The sweet taste plays an important role in overall liking and enjoyment of food. The present study aimed to investigate the impact of spice addition on consumers‘ colour perception, smell and sweetness. The gradually sweetened rice (1 %, 3 % and 5 % of sugar added), as the main ingredient was supplemented with hot pepper, chilli pepper and wasabi paste. The experimentally formed samples were sensory analysed by the panellists. The colour was the most affected sensory property, with more expressive differences in samples containing both pepper spices than the wasabi. The highest colour intensity change was recorded in a sample group containing 1 % added sugar and spiced with hot pepper (control sample: 0.18; spice concentration of 0.8 %: 6.84). Addition of vinegar had a noticeable effect on smell and sweetness of samples in which it was added. In the samples with no vinegar added, wasabi contained samples had notably the highest impact on smell and sweetness of the samples. Consumers’ perceptions of smell changed from 1.86 for control to 6.87 for 2.5 % wasabi paste concentration; the sweetness increased from 3.56 for control to 6.04 for the same wasabi concentration. When taking into consideration the impact in all sample groups, wasabi induced the smallest change in comparison to the controls. The observation was confirmed by the Principal Component Analysis. It can be concluded that added spices could enhance specified sensory properties and thus possibly reduce the need for using the sweeteners as a means of making the product more desirable among the consumers.
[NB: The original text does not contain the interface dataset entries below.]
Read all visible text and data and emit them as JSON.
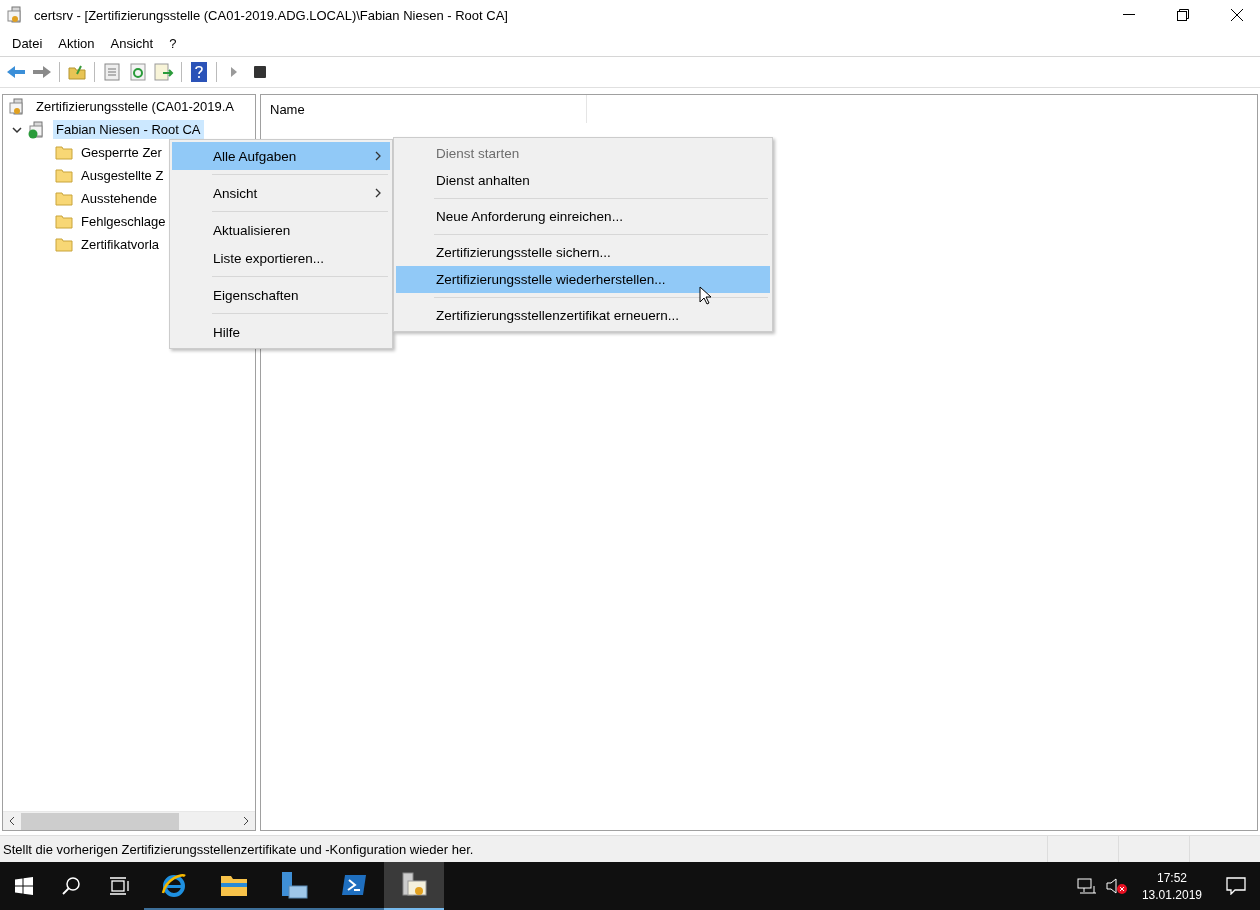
{
  "window": {
    "title": "certsrv - [Zertifizierungsstelle (CA01-2019.ADG.LOCAL)\\Fabian Niesen - Root CA]"
  },
  "menu_bar": [
    "Datei",
    "Aktion",
    "Ansicht",
    "?"
  ],
  "tree": {
    "label": "Zertifizierungsstelle (CA01-2019.A",
    "children": [
      {
        "label": "Fabian Niesen - Root CA",
        "expanded": true,
        "selected": true,
        "children": [
          {
            "label": "Gesperrte Zer"
          },
          {
            "label": "Ausgestellte Z"
          },
          {
            "label": "Ausstehende"
          },
          {
            "label": "Fehlgeschlage"
          },
          {
            "label": "Zertifikatvorla"
          }
        ]
      }
    ]
  },
  "list": {
    "columns": [
      "Name"
    ]
  },
  "context_menu": [
    {
      "kind": "item",
      "label": "Alle Aufgaben",
      "submenu": true,
      "selected": true
    },
    {
      "kind": "separator"
    },
    {
      "kind": "item",
      "label": "Ansicht",
      "submenu": true,
      "selected": false
    },
    {
      "kind": "separator"
    },
    {
      "kind": "item",
      "label": "Aktualisieren",
      "submenu": false,
      "selected": false
    },
    {
      "kind": "item",
      "label": "Liste exportieren...",
      "submenu": false,
      "selected": false
    },
    {
      "kind": "separator"
    },
    {
      "kind": "item",
      "label": "Eigenschaften",
      "submenu": false,
      "selected": false
    },
    {
      "kind": "separator"
    },
    {
      "kind": "item",
      "label": "Hilfe",
      "submenu": false,
      "selected": false
    }
  ],
  "submenu": [
    {
      "kind": "item",
      "label": "Dienst starten",
      "disabled": true,
      "selected": false
    },
    {
      "kind": "item",
      "label": "Dienst anhalten",
      "disabled": false,
      "selected": false
    },
    {
      "kind": "separator"
    },
    {
      "kind": "item",
      "label": "Neue Anforderung einreichen...",
      "disabled": false,
      "selected": false
    },
    {
      "kind": "separator"
    },
    {
      "kind": "item",
      "label": "Zertifizierungsstelle sichern...",
      "disabled": false,
      "selected": false
    },
    {
      "kind": "item",
      "label": "Zertifizierungsstelle wiederherstellen...",
      "disabled": false,
      "selected": true
    },
    {
      "kind": "separator"
    },
    {
      "kind": "item",
      "label": "Zertifizierungsstellenzertifikat erneuern...",
      "disabled": false,
      "selected": false
    }
  ],
  "status_bar": {
    "text": "Stellt die vorherigen Zertifizierungsstellenzertifikate und -Konfiguration wieder her."
  },
  "taskbar": {
    "apps": [
      {
        "kind": "browser",
        "active": false
      },
      {
        "kind": "explorer",
        "active": false
      },
      {
        "kind": "server",
        "active": false
      },
      {
        "kind": "shell",
        "active": false
      },
      {
        "kind": "certsrv",
        "active": true
      }
    ],
    "time": "17:52",
    "date": "13.01.2019"
  }
}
Filename: 022019_147-154.pdf | Size: 1.9 MB | Downloads: 196